7
answered An equivalence of AC
Apr
7
comment Are there non-surjective homeomorphisms?
In other words, only itself should be in vold. Or you might ask, why homeomorphims of a space ...? Aren't all homeomorphisms defined on a space?
Apr
7
comment Definition of groups in a more abstract way
Regarding 1, whhat do you mean with $e(1)$? This need not be a concrete category.
Apr
7
comment Definition of groups in a more abstract way
Regarding 3, existence of two-factor products is the same as existence of finite products. $G_1\times \ldots \times G_n\cong (\ldots(G_1\times G_2)\times \ldots )\times G_n$ canonically. (The diagrams already use three-factor product $(G\times G)\times G$, in the form of repeated two-factor products, and the canonical isomorphism with $G\times(G\times G)$).
Apr
7
answered Inductions and proofs
Apr
6
answered if g'(x) tends to 0 as x tends to infinity, how to prove g(x)/x tends to 0 as well
Apr
6
comment Are mini-Mandelbrots known to be found in any fractals other than the Mandelbrot set itself?
Depends a bit on what you accept as mini-Mandelbrot (you know even those "copies" of $M$ in $M$ itself are not exactly copies ...)
Apr
6
comment Show that an integral can be made as small as possible.
Pick $\delta$ such that $\int_\delta^1\frac{\mu(s)}{s}\,\mathrm ds$ differes from $\int_0^1\frac{\mu(s)}{s}\,\mathrm ds$ by less than $\epsilon$?
Apr
6
answered Groups - identity - abstract algebra
Apr
6
comment Is every set a pointed set?
If $A$ is a (nonempty) set, then $A$ is not a pointed set. However, if $a\in A$, then $\langle A,a\rangle$ is a pointed set. So there is little sense (not to say: no point) in talking about a set being pointed or not before you pick a point.
Apr
6
answered Question about open and closed sets
Apr
6
answered Proving that if $E, F$ are equivalence relations on $A$ and $E \subseteq F$, then there is a surjection from $A\setminus E$ to $A\setminus F$
Apr
6
answered How can i solve limit.
Apr
5
comment arc length on circle
It should read $[t,t+dt]$.
Apr
5
awarded  Great Answer
Apr
5

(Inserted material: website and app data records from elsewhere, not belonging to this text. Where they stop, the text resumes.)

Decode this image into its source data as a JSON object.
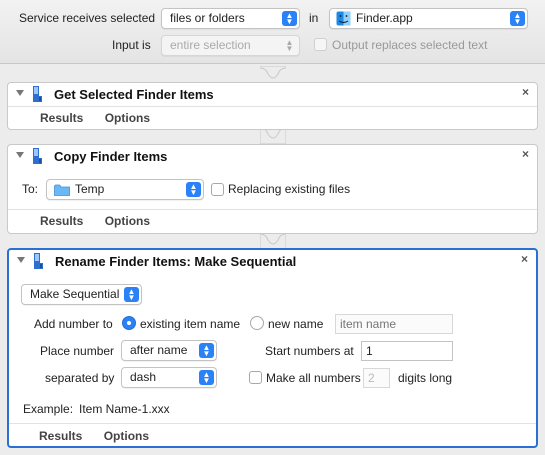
{
  "settings": {
    "service_receives_label": "Service receives selected",
    "input_type": "files or folders",
    "in_label": "in",
    "application": "Finder.app",
    "input_is_label": "Input is",
    "input_is_value": "entire selection",
    "output_replaces_label": "Output replaces selected text"
  },
  "actions": [
    {
      "title": "Get Selected Finder Items",
      "tabs": [
        "Results",
        "Options"
      ]
    },
    {
      "title": "Copy Finder Items",
      "to_label": "To:",
      "destination": "Temp",
      "replacing_label": "Replacing existing files",
      "tabs": [
        "Results",
        "Options"
      ]
    },
    {
      "title": "Rename Finder Items: Make Sequential",
      "mode": "Make Sequential",
      "add_number_to_label": "Add number to",
      "existing_item_name_label": "existing item name",
      "new_name_label": "new name",
      "new_name_placeholder": "item name",
      "place_number_label": "Place number",
      "place_number_value": "after name",
      "start_numbers_label": "Start numbers at",
      "start_numbers_value": "1",
      "separated_by_label": "separated by",
      "separator_value": "dash",
      "make_all_numbers_label": "Make all numbers",
      "digits_value": "2",
      "digits_long_label": "digits long",
      "example_label": "Example:",
      "example_value": "Item Name-1.xxx",
      "tabs": [
        "Results",
        "Options"
      ]
    }
  ],
  "close_glyph": "×",
  "colors": {
    "accent": "#2a82f6",
    "selected_border": "#2b6fd4"
  }
}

comment What modular arithmetic theorem is being ignored here?
No theorem is ignored, but there is a "non sequitur" in 1.
Apr
5
answered What modular arithmetic theorem is being ignored here?
Apr
5
comment A property of integers
Did you try $a_0=81$? ;)
Apr
5
comment Interpretation of Riemann rearrangement theorem
My gut feeling is that Nature does know how to add such things usually: E.g. in a lattice sum ordered by distance from the point of interest. At least this corresponds to the fact that in finite objects the infinite sum is only an approximation that ignores all far away points. And even in a truely infinite case, the finite age of the Universe does not allow any influence from too far away points ...
Apr
5
answered Are these subgroups of G only subgroups if G is abelian?